**YOUR ASSIGNMENT:** Go over the material below and report every line that contains the word "likes".

*** PROVIDED RECORDS ***

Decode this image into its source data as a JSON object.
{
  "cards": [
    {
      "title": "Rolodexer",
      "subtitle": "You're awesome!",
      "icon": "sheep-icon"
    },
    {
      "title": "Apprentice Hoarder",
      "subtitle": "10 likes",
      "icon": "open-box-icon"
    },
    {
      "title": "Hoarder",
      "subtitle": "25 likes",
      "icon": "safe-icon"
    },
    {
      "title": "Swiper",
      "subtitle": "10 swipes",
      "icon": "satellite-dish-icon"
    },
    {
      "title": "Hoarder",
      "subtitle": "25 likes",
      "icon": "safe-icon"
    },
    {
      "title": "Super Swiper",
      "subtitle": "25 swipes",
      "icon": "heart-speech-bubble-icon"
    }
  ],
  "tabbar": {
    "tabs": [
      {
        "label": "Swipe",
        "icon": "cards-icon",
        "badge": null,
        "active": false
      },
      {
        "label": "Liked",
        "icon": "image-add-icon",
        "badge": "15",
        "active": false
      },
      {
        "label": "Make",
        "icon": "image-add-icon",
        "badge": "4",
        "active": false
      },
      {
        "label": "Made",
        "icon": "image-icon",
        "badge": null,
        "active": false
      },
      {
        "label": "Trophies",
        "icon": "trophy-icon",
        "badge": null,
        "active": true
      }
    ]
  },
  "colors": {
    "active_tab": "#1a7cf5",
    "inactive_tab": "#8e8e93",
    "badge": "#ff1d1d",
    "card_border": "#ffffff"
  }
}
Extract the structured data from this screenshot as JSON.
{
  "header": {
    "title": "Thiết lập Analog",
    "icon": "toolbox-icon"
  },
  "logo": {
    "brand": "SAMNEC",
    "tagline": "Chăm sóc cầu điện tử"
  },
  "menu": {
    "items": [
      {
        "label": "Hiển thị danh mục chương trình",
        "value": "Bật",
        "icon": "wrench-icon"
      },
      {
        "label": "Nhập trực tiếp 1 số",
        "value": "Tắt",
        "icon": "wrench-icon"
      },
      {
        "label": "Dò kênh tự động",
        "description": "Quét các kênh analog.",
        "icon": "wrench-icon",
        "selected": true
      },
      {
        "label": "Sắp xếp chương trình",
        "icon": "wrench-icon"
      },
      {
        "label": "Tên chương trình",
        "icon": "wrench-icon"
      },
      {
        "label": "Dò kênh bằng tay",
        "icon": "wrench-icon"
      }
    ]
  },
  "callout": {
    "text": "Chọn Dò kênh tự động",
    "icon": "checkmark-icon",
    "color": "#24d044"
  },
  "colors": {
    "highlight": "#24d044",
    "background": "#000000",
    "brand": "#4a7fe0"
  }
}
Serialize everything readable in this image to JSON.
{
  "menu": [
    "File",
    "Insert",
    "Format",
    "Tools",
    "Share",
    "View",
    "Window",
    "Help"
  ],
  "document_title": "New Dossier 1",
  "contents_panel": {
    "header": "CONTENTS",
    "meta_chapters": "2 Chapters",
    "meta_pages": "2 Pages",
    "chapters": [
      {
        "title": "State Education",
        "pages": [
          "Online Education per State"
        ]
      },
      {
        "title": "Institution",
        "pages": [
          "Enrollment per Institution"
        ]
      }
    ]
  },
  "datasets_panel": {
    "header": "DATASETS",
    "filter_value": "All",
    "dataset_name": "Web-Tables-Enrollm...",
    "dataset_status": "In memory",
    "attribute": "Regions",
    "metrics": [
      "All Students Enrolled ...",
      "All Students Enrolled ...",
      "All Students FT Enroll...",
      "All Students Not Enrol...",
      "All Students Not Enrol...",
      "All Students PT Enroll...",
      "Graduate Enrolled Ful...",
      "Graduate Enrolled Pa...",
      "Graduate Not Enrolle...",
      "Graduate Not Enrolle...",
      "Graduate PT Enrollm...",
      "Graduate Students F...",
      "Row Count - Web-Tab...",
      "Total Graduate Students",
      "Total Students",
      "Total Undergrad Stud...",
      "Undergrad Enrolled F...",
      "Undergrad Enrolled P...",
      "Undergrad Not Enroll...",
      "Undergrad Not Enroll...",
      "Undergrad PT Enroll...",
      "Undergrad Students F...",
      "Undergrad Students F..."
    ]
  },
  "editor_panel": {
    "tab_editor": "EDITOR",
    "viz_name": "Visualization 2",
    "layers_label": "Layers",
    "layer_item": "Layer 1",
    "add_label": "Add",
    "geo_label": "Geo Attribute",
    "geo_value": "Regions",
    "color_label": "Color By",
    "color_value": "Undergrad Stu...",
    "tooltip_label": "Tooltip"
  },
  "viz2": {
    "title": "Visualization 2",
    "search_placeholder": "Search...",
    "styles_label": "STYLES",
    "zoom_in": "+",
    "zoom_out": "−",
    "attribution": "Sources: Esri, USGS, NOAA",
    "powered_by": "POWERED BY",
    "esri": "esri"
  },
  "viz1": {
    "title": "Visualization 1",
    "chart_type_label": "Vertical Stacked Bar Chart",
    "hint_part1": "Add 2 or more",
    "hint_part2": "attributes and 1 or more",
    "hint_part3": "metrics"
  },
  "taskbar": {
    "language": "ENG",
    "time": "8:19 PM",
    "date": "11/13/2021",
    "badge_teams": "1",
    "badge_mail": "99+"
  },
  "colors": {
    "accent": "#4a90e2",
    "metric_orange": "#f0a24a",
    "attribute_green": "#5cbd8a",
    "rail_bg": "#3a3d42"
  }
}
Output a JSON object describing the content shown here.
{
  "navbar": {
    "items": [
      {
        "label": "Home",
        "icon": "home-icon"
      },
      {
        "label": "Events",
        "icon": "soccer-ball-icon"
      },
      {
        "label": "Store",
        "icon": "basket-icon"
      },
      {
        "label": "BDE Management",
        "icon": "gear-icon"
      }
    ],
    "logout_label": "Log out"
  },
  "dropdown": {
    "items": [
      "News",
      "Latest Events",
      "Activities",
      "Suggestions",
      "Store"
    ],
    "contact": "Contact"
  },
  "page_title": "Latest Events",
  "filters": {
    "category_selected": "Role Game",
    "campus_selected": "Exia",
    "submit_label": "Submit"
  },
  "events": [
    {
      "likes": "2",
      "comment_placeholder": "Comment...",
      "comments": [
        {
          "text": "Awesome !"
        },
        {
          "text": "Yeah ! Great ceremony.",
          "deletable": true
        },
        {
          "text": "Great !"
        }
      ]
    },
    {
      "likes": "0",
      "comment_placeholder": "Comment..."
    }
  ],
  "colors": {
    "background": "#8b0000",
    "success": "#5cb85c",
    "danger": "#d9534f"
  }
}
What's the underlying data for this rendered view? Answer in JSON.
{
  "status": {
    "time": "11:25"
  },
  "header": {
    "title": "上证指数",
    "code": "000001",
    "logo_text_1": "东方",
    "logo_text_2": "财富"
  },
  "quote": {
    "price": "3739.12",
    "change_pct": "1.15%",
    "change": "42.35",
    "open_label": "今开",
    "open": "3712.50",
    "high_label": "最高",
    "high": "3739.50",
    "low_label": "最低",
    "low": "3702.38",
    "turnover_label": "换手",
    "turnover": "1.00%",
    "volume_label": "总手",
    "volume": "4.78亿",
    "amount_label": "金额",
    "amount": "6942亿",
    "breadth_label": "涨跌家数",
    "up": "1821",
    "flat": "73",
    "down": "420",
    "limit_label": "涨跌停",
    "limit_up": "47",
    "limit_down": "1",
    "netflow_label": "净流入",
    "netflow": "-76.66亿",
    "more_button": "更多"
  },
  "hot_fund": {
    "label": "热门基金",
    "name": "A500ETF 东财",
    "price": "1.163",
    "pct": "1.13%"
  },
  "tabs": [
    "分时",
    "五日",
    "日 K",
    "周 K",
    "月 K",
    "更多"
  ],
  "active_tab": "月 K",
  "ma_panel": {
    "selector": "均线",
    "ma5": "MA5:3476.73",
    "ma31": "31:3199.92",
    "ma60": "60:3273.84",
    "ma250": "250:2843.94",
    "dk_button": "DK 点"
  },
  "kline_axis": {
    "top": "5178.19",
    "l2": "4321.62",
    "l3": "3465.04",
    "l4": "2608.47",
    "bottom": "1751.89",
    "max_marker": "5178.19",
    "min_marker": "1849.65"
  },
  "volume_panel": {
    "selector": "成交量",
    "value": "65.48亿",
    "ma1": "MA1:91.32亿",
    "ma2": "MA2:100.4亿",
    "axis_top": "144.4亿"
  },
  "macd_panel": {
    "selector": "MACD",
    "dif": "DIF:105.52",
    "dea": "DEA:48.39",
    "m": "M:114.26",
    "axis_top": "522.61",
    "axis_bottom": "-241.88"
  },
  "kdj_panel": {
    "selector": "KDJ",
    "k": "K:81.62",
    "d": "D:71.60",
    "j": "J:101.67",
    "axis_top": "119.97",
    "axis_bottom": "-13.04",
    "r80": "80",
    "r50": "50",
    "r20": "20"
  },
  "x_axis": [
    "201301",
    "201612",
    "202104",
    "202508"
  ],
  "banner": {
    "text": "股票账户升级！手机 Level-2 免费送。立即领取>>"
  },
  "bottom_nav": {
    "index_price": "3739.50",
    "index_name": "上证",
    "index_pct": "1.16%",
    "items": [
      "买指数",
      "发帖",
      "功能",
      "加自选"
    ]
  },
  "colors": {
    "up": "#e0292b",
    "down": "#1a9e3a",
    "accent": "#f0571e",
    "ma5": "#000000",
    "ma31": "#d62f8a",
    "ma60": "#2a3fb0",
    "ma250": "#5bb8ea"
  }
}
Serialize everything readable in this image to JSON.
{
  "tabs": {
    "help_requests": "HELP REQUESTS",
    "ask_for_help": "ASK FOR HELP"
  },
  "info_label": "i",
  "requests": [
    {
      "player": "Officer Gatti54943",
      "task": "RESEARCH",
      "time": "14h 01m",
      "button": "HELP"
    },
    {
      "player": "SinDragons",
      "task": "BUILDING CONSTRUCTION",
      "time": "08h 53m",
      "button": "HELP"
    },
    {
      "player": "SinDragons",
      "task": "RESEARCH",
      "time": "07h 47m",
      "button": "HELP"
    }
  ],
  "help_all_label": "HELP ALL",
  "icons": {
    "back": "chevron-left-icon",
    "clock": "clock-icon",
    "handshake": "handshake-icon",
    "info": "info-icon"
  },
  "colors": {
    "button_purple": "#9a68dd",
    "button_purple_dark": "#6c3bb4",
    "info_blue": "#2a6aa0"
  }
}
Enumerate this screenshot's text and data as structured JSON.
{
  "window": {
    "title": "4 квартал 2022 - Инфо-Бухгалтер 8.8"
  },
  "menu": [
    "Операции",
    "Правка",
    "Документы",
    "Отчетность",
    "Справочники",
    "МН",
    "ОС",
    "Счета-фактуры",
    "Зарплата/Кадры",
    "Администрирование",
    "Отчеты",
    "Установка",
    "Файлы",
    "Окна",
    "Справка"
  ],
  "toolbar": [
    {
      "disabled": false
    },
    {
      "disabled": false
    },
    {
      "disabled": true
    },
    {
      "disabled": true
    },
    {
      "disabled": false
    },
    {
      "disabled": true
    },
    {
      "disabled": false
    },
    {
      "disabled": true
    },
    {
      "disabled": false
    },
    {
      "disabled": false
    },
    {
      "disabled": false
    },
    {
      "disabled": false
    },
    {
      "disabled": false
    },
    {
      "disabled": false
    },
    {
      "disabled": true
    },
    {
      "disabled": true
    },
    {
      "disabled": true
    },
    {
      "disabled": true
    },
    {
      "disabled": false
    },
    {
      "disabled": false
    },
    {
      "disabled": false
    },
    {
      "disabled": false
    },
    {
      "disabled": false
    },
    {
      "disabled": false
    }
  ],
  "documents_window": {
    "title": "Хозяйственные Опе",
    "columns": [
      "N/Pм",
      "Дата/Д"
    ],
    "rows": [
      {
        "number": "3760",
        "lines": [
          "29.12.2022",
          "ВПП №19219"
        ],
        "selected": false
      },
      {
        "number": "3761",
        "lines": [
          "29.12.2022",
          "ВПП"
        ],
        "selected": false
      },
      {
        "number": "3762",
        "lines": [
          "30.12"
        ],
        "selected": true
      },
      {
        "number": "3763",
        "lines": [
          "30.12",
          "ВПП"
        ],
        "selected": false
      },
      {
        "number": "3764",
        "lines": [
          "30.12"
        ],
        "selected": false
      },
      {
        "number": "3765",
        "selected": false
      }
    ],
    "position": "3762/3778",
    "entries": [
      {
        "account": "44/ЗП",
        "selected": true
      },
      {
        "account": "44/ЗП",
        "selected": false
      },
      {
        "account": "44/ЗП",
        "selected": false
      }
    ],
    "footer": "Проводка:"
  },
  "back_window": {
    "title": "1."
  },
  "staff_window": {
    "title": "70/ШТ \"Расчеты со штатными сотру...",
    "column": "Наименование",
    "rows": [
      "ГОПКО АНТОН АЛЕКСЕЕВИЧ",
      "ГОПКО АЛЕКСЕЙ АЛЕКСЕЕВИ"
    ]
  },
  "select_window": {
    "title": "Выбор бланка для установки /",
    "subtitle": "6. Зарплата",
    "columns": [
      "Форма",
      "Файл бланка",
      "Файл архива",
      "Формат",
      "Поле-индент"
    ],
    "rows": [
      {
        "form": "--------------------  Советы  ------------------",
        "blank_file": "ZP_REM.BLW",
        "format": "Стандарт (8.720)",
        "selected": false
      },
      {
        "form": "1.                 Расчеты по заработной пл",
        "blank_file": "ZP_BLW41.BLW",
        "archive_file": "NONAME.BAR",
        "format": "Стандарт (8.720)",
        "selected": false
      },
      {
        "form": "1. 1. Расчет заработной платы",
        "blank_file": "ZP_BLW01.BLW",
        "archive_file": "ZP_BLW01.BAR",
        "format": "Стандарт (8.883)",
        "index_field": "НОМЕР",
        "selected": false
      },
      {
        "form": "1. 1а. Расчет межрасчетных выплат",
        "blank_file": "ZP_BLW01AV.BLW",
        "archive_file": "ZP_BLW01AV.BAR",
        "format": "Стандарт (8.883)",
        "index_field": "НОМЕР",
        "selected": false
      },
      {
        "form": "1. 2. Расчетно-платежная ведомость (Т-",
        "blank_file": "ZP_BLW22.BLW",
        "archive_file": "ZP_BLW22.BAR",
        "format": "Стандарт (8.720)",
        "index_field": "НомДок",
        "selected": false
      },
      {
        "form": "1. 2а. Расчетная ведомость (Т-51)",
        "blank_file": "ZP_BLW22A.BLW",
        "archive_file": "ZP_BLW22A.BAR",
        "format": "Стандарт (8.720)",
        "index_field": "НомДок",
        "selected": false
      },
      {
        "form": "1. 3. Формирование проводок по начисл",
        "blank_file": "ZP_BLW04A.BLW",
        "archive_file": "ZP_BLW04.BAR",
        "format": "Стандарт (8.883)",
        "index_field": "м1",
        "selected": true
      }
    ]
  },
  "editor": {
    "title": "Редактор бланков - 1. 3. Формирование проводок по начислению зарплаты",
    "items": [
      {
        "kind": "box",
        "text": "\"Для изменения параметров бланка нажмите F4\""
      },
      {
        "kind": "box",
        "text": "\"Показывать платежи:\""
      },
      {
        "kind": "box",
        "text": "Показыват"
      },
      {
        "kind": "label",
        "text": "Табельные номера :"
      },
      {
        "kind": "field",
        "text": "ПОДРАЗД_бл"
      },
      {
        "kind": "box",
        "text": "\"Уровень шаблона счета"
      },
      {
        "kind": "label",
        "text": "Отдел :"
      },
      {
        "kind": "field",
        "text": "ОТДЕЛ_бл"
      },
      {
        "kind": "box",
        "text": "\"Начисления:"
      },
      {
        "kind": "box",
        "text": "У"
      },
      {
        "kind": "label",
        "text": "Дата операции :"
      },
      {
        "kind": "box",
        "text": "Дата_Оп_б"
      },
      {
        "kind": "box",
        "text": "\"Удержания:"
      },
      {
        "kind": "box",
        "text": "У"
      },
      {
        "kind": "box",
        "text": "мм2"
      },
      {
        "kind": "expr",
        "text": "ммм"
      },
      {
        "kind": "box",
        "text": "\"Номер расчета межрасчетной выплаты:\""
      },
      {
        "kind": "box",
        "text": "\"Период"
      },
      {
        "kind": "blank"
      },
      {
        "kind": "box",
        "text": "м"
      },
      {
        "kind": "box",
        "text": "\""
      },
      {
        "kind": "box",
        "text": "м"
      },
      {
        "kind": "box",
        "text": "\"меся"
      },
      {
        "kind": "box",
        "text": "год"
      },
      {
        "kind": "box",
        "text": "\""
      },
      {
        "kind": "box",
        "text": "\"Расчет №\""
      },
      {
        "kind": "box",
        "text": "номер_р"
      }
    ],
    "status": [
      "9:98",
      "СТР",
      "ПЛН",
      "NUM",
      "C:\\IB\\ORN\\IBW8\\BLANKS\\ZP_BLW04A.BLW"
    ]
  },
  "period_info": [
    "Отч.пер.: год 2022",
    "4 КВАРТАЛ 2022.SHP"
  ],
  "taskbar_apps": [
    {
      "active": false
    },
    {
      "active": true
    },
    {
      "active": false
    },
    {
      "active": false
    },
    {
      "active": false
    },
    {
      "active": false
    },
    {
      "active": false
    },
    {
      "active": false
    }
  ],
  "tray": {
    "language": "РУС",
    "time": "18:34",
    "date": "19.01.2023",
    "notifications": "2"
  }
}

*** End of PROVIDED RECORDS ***

**EXERCISE OUTPUT:**
      "subtitle": "10 likes",
      "subtitle": "25 likes",
      "subtitle": "25 likes",
      "likes": "2",
      "likes": "0",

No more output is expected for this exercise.